Crumb is a scathing, confused, helpless, hopeless man trying to make sense of himself and the increasingly alarming, nonsensical world around him—our world, the one we all occupy alongside Crumb. He criticizes it by presenting extreme depravity in extremely depraved ways. Is this work insensitive? Yes. But it is also valuable, partially because it is insensitive. Storr’s essay reminds the reader not to confuse the art with the artist. These warped depictions of black people and Jews and women and Crumb himself are not meant to represent the truth but to distort, and therefore expose, prejudice and inequality and all-around meanness in the human spirit.

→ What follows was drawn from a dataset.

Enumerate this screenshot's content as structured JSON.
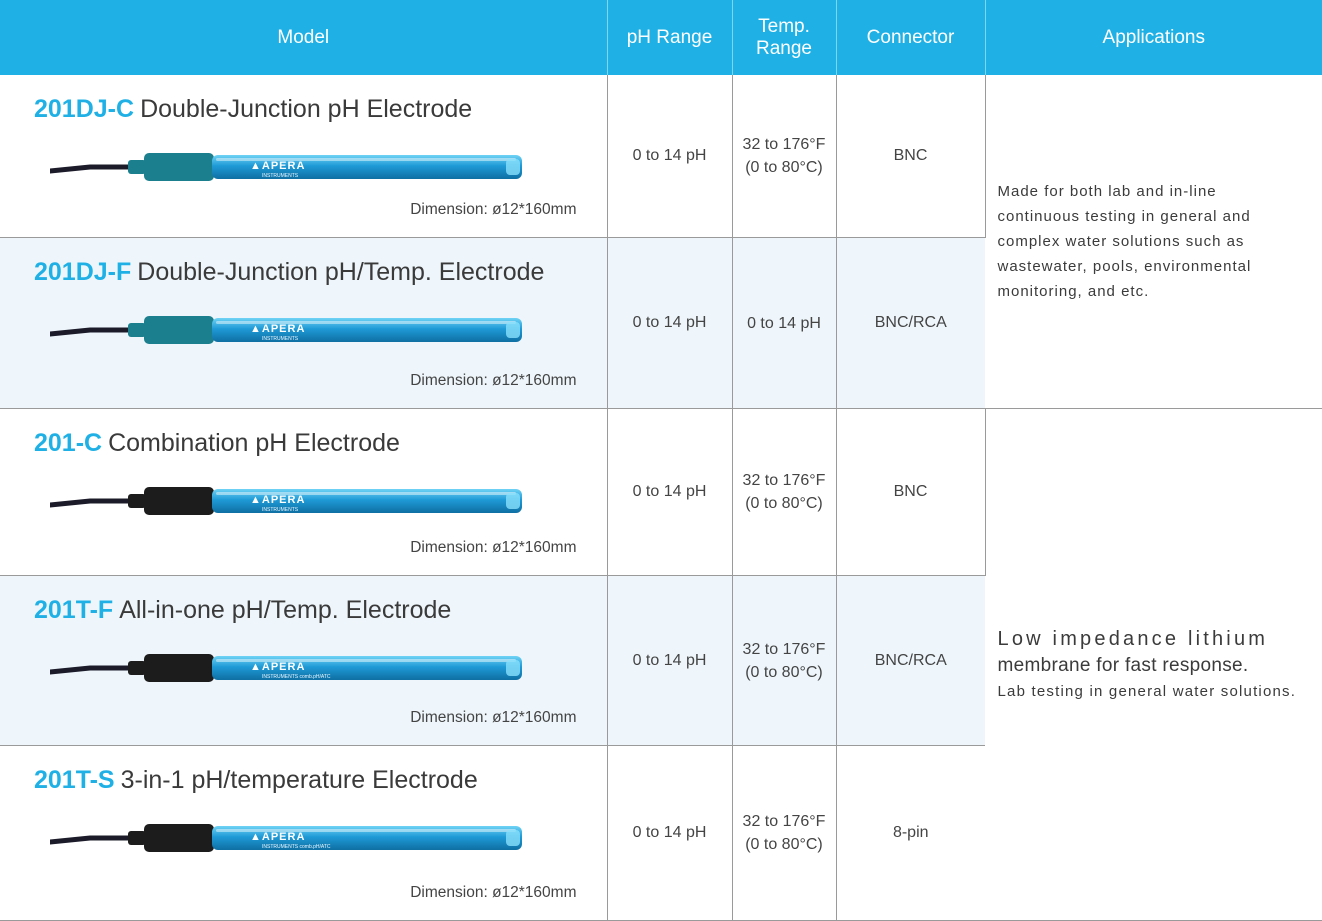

Crumb uses his art to criticize mass media, and his most effective stories and characters are those who break the fourth wall to deliver this self-reflexive, meta critique of media, pointing out how the news can subtly affect bias or overtly manipulate audiences and the truth. Another vein that bitterly runs through Crumb’s body of work is how comix/comics are, inexplicably and inexcusably, still not considered “high art.” (It seems to me that Crumb demonstrates a righteous anger.)

This book was valuable. It shifted my perspective. I have a greater appreciation for comix, for Crumb, for counter culture, for vulgarity, for those who are dismissed out of hand without any consideration at all. It was absolutely worth my time, and I can’t think of anything I would have changed about the book; by definition, this deserves a perfect score. Pick up this wild collection to better appreciate the often overlooked medium of comix and to challenge your perspectives.

Some of these doodles manipulate shading, shapes, and depth like surrealist art. Some portraits are beautiful, some are hideous, and most are both. This collection of art contains short strips, stories casually doodled over several pages, coloured comix covers, beautiful, meticulous, deliberate impressionist narratives, crass caricatures… but it all unmistakeably comprises Crumb’s world. This is indisputably our world, distorted and hideous and painfully honest when translated by the mind and the hand of R. Crumb.

Overall: 10/10